- [What you have to do]: Gather from the listing below each line that includes the word "subtitle", and copy it.
___
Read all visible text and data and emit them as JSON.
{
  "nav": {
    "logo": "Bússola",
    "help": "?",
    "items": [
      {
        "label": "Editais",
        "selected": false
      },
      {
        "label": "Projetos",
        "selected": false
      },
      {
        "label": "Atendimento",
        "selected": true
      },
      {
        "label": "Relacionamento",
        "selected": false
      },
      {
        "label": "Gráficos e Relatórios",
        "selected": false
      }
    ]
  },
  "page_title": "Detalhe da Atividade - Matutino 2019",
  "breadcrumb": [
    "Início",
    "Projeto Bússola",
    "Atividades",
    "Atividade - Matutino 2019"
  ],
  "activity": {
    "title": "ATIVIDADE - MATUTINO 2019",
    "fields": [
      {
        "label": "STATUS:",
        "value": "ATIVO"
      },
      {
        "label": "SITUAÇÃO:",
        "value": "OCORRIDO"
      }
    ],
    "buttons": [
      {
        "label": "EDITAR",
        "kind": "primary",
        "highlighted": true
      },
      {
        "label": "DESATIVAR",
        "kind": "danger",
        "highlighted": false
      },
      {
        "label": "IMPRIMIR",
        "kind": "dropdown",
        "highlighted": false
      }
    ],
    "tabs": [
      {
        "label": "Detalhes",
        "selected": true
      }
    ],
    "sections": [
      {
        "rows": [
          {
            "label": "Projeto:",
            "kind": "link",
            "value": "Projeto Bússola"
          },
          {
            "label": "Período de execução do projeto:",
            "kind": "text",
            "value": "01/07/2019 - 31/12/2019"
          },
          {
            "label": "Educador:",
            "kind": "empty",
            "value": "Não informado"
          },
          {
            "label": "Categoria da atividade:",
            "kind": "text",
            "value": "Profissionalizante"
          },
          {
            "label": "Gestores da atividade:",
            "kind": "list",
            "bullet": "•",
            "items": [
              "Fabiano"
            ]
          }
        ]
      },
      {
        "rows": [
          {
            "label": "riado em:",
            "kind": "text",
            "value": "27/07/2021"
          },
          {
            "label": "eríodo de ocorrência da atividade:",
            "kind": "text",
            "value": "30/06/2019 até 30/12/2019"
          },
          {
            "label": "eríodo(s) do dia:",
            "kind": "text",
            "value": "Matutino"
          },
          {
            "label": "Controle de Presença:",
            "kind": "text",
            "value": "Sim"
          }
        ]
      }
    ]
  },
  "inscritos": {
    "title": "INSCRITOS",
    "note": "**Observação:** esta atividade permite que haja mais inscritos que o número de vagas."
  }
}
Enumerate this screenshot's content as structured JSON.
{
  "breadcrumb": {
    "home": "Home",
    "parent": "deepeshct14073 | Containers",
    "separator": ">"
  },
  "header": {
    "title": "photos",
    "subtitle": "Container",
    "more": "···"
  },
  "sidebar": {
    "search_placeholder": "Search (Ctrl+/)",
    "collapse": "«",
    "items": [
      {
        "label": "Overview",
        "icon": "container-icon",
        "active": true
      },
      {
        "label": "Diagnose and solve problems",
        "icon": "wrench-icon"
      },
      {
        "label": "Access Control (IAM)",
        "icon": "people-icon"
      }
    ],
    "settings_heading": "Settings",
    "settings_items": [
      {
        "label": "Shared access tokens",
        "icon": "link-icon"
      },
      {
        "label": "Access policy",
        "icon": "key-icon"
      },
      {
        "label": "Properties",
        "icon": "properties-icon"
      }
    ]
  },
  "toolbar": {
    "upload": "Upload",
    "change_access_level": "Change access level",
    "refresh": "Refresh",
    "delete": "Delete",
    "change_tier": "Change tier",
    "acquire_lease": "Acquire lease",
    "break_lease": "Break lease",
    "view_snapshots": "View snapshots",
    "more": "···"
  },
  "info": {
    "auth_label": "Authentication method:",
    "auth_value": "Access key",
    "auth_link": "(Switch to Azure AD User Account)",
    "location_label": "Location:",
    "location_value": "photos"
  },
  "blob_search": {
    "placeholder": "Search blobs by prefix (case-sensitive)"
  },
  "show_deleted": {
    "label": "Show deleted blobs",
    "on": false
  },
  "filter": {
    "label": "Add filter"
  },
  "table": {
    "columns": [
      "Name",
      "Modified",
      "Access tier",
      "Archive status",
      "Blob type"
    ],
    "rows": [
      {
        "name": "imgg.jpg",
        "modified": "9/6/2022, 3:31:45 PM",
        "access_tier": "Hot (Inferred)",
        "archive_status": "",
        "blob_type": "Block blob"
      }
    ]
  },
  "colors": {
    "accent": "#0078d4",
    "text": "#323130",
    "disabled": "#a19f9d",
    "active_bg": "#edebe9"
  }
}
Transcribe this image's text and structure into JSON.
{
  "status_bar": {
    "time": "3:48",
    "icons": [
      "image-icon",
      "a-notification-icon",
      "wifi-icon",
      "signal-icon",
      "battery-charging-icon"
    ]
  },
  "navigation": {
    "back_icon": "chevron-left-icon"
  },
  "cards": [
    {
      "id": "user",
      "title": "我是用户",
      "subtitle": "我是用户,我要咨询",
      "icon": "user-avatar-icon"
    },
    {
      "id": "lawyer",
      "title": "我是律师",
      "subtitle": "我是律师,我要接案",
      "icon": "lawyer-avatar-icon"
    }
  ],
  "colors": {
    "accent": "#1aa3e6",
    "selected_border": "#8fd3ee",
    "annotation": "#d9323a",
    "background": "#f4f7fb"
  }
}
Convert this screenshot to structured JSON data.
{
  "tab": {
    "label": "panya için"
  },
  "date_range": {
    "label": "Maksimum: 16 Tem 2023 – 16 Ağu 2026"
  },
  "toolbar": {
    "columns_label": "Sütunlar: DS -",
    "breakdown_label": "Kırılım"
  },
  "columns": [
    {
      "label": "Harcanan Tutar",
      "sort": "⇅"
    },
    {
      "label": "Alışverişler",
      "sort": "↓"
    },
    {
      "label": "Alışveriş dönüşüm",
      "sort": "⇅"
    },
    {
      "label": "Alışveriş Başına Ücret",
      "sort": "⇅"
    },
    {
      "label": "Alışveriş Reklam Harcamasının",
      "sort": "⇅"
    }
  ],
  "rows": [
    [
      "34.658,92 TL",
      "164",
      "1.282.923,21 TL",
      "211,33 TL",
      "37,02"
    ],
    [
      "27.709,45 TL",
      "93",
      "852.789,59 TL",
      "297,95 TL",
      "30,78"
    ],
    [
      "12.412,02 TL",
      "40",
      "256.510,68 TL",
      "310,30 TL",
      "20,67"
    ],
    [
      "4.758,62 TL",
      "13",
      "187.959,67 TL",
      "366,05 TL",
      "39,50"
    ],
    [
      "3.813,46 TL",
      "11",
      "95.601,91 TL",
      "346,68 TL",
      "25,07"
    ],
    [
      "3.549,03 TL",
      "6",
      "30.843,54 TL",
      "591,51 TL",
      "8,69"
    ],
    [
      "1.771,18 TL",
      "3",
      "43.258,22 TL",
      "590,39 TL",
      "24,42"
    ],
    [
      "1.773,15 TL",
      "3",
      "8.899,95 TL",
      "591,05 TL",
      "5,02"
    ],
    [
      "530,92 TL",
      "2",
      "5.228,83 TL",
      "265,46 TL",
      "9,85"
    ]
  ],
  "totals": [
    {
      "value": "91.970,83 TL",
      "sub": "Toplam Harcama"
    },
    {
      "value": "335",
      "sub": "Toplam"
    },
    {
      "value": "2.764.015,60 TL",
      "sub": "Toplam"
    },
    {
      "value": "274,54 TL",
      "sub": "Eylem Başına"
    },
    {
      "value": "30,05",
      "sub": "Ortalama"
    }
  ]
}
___
- [Reply to the task]:
    "subtitle": "Container",
      "subtitle": "我是用户,我要咨询",
      "subtitle": "我是律师,我要接案",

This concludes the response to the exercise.